With the series aiming to be ‘100 per cent powered by nature, both on and off the water’ by 2025, Ainslie sees the sustainability message as a key selling point to potential partners.
“I can see massive potential to bring in the commercial partners that want to be associated with the team, as well as younger sailors and female sailors and the sustainability angle that comes with the league”.
In the official announcement regarding the acquisition, Ainsley added: “With new teams, owners and partners coming into SailGP the league is in a very exciting commercial space right now.”
“SailGP has the commitment from Larry Ellison to take sailing where it has never been before.
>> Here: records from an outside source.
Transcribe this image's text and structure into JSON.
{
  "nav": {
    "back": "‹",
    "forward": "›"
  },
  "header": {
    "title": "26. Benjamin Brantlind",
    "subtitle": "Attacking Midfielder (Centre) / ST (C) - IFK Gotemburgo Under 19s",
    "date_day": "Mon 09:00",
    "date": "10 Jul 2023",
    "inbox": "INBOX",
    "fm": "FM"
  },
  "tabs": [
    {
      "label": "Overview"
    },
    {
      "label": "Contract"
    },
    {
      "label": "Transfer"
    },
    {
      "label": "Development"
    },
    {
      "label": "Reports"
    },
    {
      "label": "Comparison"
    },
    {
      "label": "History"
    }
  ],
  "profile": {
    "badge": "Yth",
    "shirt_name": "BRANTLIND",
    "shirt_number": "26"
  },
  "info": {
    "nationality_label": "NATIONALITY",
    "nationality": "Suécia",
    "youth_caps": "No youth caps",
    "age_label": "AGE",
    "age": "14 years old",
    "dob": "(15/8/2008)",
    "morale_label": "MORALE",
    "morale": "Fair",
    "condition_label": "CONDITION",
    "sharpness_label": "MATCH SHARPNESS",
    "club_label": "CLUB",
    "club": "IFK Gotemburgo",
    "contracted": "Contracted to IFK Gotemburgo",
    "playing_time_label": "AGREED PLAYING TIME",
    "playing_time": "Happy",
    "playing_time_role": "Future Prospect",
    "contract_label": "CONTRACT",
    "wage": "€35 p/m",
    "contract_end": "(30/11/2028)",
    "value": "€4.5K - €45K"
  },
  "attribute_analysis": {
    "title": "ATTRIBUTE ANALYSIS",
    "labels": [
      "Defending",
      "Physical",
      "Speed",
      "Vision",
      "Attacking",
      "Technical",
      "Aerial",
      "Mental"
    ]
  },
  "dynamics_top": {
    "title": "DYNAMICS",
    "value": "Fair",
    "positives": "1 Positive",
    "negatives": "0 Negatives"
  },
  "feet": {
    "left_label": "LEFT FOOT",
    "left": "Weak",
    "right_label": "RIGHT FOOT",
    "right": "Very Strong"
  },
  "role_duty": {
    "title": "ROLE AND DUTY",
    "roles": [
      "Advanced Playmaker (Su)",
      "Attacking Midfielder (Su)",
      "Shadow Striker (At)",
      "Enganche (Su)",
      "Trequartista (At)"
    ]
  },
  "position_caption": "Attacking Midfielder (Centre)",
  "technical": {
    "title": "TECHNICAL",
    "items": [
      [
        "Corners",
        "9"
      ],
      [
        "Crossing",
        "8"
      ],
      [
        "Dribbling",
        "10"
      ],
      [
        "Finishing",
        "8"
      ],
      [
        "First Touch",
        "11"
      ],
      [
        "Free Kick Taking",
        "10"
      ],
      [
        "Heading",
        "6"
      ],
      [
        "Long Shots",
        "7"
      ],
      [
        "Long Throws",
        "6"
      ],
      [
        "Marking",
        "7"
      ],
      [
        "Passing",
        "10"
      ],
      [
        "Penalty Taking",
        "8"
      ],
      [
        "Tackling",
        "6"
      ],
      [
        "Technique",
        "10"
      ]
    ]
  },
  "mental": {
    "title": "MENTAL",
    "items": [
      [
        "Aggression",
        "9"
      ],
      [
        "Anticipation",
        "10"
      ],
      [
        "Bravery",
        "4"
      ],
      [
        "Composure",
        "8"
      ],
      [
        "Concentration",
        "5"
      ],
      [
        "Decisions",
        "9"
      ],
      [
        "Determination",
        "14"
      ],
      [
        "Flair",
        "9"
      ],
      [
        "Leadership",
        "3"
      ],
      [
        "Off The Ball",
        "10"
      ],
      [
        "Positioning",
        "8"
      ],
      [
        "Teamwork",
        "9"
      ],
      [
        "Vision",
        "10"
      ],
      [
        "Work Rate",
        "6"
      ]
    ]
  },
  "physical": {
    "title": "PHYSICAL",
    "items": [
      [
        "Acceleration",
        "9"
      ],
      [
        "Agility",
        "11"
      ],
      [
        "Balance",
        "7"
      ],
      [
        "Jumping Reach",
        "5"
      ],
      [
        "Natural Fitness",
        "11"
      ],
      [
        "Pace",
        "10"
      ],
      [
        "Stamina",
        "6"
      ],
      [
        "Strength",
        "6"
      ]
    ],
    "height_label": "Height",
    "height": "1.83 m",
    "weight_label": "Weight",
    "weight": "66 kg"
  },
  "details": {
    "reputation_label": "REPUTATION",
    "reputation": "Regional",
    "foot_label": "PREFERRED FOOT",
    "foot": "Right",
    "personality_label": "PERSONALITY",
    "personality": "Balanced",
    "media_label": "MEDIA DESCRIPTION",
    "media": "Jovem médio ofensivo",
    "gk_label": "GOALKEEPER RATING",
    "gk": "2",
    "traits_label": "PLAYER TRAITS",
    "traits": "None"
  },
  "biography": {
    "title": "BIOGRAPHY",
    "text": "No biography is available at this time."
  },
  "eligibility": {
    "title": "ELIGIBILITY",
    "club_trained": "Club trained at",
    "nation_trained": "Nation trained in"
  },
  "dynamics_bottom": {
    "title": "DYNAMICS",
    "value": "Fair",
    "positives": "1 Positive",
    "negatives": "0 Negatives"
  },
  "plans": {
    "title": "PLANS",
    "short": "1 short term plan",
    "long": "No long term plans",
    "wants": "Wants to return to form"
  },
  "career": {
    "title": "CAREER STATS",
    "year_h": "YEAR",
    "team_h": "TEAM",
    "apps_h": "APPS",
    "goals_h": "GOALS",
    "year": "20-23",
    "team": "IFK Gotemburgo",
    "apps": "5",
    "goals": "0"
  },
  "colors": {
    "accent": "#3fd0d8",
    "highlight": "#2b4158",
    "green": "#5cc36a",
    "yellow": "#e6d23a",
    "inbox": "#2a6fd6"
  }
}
We look forward to welcoming new like-minded partners to the GB team who share our ethos and our drive to push forward positive change.”
Japan Times – Women to race with men in ‘groundbreaking’ shift from SailGP
SailGP will include female sailors in its adrenaline-filled racing for the first time this week by adding an extra crew position aboard its “foiling” catamarans.
There have been few routes for top female sailors to progress beyond events such as the Olympics and SailGP has implemented a pathway in an effort to address this gap.
The $1 million prize competition, co-founded in 2018 by Oracle Chairman Larry Ellison and SailGP CEO Russell Coutts, is in its second season and will see eight crews line up off Cadiz in Spain this weekend for the final event of its European leg.
One of those sailing in Spain will be Britain’s Hannah Mills, who became the most successful female Olympic sailor when she and Eilidh McIntyre won gold in the 470 dinghy at the Tokyo Games, adding to her gold from Rio 2016 and silver from the London Games.
Planet Sail – Formula 1 + America’s Cup
Merging INEOS Britannia with the Mercedes-AMG Petronas Formula One team is a big deal and one that some believe paves the way towards a new era of advanced development in the America's Cup. PlanetSail’s Matt Sheahan was there and talks to the big guns to find out how this partnership will work.
We report on the SailGP season as the foiling fleet descends on St Tropez, plus we find out what the world's sailing rock stars do in their spare time.
But it's not all about foiling, Matt Sheahan got stuck in with the 44Cup fleet when it came to Cowes to discover why the world's best don't always choose foils.